» Task statement:
Copy each line below in which the string "title" occurs.

◆ ◆ ◆ ◆ ◆

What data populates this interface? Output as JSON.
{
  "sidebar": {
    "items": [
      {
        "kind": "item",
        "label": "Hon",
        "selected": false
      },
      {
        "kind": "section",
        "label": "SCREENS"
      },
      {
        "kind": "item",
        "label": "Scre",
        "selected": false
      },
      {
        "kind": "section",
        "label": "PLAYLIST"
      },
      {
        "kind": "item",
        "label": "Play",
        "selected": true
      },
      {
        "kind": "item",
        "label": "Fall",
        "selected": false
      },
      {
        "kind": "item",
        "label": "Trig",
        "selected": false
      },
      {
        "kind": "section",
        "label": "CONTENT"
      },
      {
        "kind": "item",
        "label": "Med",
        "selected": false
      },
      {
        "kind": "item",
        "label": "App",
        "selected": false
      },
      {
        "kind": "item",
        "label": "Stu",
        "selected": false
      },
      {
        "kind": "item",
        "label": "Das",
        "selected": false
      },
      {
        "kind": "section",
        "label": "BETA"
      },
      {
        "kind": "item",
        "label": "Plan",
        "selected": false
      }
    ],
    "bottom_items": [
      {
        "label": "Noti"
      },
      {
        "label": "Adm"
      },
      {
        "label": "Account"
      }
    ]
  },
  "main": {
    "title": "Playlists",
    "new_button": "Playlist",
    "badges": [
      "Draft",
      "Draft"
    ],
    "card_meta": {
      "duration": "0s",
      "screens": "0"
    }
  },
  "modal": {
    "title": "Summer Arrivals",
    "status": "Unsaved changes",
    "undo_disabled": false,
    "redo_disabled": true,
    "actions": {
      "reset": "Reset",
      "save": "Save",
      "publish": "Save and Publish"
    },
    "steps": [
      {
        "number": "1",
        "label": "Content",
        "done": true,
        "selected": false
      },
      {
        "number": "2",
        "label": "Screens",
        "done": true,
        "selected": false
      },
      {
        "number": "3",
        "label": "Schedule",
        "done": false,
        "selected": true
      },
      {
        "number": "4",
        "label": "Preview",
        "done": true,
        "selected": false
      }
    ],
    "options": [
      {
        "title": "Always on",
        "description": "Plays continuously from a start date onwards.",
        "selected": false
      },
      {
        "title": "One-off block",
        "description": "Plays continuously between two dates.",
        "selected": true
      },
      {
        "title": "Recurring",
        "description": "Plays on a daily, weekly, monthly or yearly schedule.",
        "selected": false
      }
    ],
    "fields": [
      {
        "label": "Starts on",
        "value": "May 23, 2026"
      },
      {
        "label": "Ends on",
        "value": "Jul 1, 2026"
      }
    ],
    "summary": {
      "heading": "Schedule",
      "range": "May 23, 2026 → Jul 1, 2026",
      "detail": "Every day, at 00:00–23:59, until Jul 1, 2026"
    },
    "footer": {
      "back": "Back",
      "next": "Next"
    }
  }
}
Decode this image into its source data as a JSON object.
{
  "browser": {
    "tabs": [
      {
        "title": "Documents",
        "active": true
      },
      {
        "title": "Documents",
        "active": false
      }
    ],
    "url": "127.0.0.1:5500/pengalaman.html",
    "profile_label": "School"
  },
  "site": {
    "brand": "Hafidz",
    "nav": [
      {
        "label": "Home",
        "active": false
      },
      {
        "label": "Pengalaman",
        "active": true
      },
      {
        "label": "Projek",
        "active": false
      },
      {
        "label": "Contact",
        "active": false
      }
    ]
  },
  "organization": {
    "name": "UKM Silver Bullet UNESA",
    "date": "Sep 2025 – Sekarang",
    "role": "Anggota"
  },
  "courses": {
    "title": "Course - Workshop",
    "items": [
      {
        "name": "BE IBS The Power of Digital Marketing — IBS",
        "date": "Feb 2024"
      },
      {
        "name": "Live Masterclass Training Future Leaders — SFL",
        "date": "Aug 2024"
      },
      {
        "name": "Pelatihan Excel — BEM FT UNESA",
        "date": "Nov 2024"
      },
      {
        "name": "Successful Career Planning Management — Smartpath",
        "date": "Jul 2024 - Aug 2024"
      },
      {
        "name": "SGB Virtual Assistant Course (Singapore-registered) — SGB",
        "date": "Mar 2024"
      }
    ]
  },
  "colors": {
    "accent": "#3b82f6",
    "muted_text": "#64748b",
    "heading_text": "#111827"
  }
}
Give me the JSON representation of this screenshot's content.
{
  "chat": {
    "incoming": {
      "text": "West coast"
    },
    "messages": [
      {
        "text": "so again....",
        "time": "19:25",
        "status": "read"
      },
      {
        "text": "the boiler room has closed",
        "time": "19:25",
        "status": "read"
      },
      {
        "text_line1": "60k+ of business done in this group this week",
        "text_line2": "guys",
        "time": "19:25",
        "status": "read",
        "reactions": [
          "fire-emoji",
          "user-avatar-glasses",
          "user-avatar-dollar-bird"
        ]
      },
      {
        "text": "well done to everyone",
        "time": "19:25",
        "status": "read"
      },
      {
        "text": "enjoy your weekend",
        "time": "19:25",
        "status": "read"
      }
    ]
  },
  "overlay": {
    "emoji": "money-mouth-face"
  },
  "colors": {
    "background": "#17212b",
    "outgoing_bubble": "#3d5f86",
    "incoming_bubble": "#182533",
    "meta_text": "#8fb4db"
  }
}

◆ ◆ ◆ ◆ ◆

» Task result:
    "title": "Playlists",
    "title": "Summer Arrivals",
        "title": "Always on",
        "title": "One-off block",
        "title": "Recurring",
        "title": "Documents",
        "title": "Documents",
    "title": "Course - Workshop",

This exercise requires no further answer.